Navigating Race in Canadian Workplaces; a toolkit for diversity and inclusion practitioners to provide them with relevant resources to talk about race and racism in the workplace.

View the toolkit here.

The Embracing Diversity: A Toolkit for Supporting Inclusion in Long-Term Care Homes is an interactive resource with print and online components that gives LTC homes practical steps to nurture diverse and welcoming communities. The toolkit was created by the Ontario CLRI and was informed by the Supporting Diversity and Inclusion in Long-Term Care Advisory Committee and other experts, including persons with lived experience.

View the toolkit here.

Health Equity Toolkit by EQUIP Health Care; specifically, Trauma and Violence Informed Practice Tool.

View the toolkit here.

Grey Bruce Public Health created a Health Equity Tool and corresponding online training videos along with instructions for use.

View the toolkit here.

National Collaborating Centre for Determinants of Health produced Let’s Talk Health Equity.

View the toolkit here.

Guides, Tips and Policy Documents

The Registered Nurses Association of Ontario released the Embracing Cultural Diversity in Health Care: Developing Cultural Competence – a best practices guide for embracing diversity within health care organizations.

View the guide here.

City of Ottawa created an Equity and Inclusion Lens Handbook.

View the guide here.

Rainbow Health Ontario, a program of Sherbourne Health, wrote this brief guide in response to the many requests they receive for guidance on incorporating sexual orientation and gender identity into intake forms and EHRs. They understand that making changes to software can be difficult and the ability to make changes depends both on the flexibility of the software program and access to funds.

View the tips here.

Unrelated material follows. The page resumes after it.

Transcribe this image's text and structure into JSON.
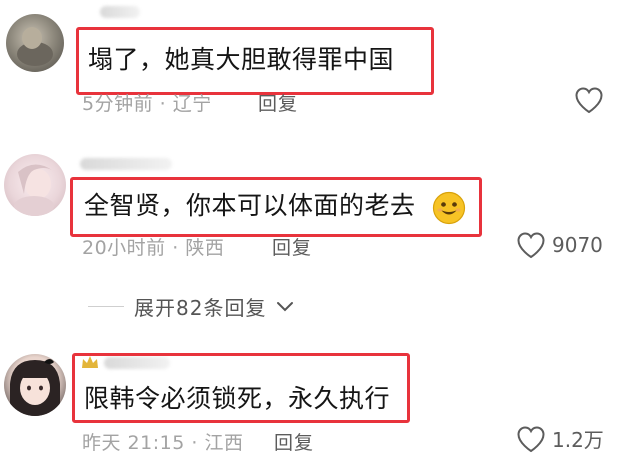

In this brief, the Fenway Institute discuss two methods for gathering sexual orientation and gender identity from patients, by asking questions on the patient registration (intake) form, and by requiring that providers gather this information directly from patients during medical visits, recording responses in the electronic medical record.

View the policy brief here.

Action Plans

Health Quality Ontario produced a Health Equity Plan.

View the action plan here.

This strategic document emerges from a collaborative effort involving community members, health leaders, and academics, aimed at confronting the persistent systemic health disparities faced by Black communities in Ontario.

The Black Health Plan articulates a comprehensive approach to reducing health disparities and promoting equity, serving as both a blueprint for action and a source of inspiration for health care providers, organizations, and governing bodies. It is structured around three core pillars: equitable pandemic response, health system recovery focusing on Black populations, and the sustenance of health equity. Each pillar is supported by specific recommendations directed at the Ministry of Health, Ontario Health, Ontario Health Teams, and health service providers.

This plan is a call to action, urging the health sector to adopt its recommendations and work towards transforming the health care landscape to ensure safe, equitable care, and improved outcomes for Black communities across Ontario. Developed jointly by Ontario Health, The Wellesley Institute, and the Black Health Alliance, the plan stands as a testament to what can be achieved through collective effort and leadership in the health community.

For more detailed insights and to explore the roadmap laid out by this plan, we encourage our leaders and management to download and review the Black Health Plan. Engaging with this resource is a step forward in our journey towards creating an inclusive health system that serves all populations equitably.